(Beginning of DATA TO EXAMINE)
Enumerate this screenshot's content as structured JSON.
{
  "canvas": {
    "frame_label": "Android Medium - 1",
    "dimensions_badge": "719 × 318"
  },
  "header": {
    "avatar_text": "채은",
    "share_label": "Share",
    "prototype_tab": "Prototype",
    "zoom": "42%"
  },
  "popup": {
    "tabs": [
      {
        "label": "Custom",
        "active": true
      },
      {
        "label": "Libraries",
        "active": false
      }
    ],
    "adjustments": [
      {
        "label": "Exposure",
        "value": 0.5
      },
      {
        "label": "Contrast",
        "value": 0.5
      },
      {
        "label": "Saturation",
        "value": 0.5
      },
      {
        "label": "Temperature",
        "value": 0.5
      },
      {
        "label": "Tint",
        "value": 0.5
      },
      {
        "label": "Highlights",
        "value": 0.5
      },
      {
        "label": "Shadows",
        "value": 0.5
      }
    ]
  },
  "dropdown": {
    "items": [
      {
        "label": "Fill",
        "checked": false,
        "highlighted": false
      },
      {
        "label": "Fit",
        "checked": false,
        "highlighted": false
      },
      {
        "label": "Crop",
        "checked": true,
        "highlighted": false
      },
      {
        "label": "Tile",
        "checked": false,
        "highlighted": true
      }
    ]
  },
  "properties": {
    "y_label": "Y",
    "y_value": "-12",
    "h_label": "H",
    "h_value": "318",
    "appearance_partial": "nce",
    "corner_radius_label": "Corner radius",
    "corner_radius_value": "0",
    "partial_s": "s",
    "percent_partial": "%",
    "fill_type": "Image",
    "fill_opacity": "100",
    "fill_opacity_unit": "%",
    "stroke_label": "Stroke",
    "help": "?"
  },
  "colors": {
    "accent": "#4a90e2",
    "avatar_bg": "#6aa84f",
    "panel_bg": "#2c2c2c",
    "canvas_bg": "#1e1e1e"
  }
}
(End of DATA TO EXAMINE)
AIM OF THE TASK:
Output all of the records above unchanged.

EXPECTED OUTPUT:
Enumerate this screenshot's content as structured JSON.
{
  "canvas": {
    "frame_label": "Android Medium - 1",
    "dimensions_badge": "719 × 318"
  },
  "header": {
    "avatar_text": "채은",
    "share_label": "Share",
    "prototype_tab": "Prototype",
    "zoom": "42%"
  },
  "popup": {
    "tabs": [
      {
        "label": "Custom",
        "active": true
      },
      {
        "label": "Libraries",
        "active": false
      }
    ],
    "adjustments": [
      {
        "label": "Exposure",
        "value": 0.5
      },
      {
        "label": "Contrast",
        "value": 0.5
      },
      {
        "label": "Saturation",
        "value": 0.5
      },
      {
        "label": "Temperature",
        "value": 0.5
      },
      {
        "label": "Tint",
        "value": 0.5
      },
      {
        "label": "Highlights",
        "value": 0.5
      },
      {
        "label": "Shadows",
        "value": 0.5
      }
    ]
  },
  "dropdown": {
    "items": [
      {
        "label": "Fill",
        "checked": false,
        "highlighted": false
      },
      {
        "label": "Fit",
        "checked": false,
        "highlighted": false
      },
      {
        "label": "Crop",
        "checked": true,
        "highlighted": false
      },
      {
        "label": "Tile",
        "checked": false,
        "highlighted": true
      }
    ]
  },
  "properties": {
    "y_label": "Y",
    "y_value": "-12",
    "h_label": "H",
    "h_value": "318",
    "appearance_partial": "nce",
    "corner_radius_label": "Corner radius",
    "corner_radius_value": "0",
    "partial_s": "s",
    "percent_partial": "%",
    "fill_type": "Image",
    "fill_opacity": "100",
    "fill_opacity_unit": "%",
    "stroke_label": "Stroke",
    "help": "?"
  },
  "colors": {
    "accent": "#4a90e2",
    "avatar_bg": "#6aa84f",
    "panel_bg": "#2c2c2c",
    "canvas_bg": "#1e1e1e"
  }
}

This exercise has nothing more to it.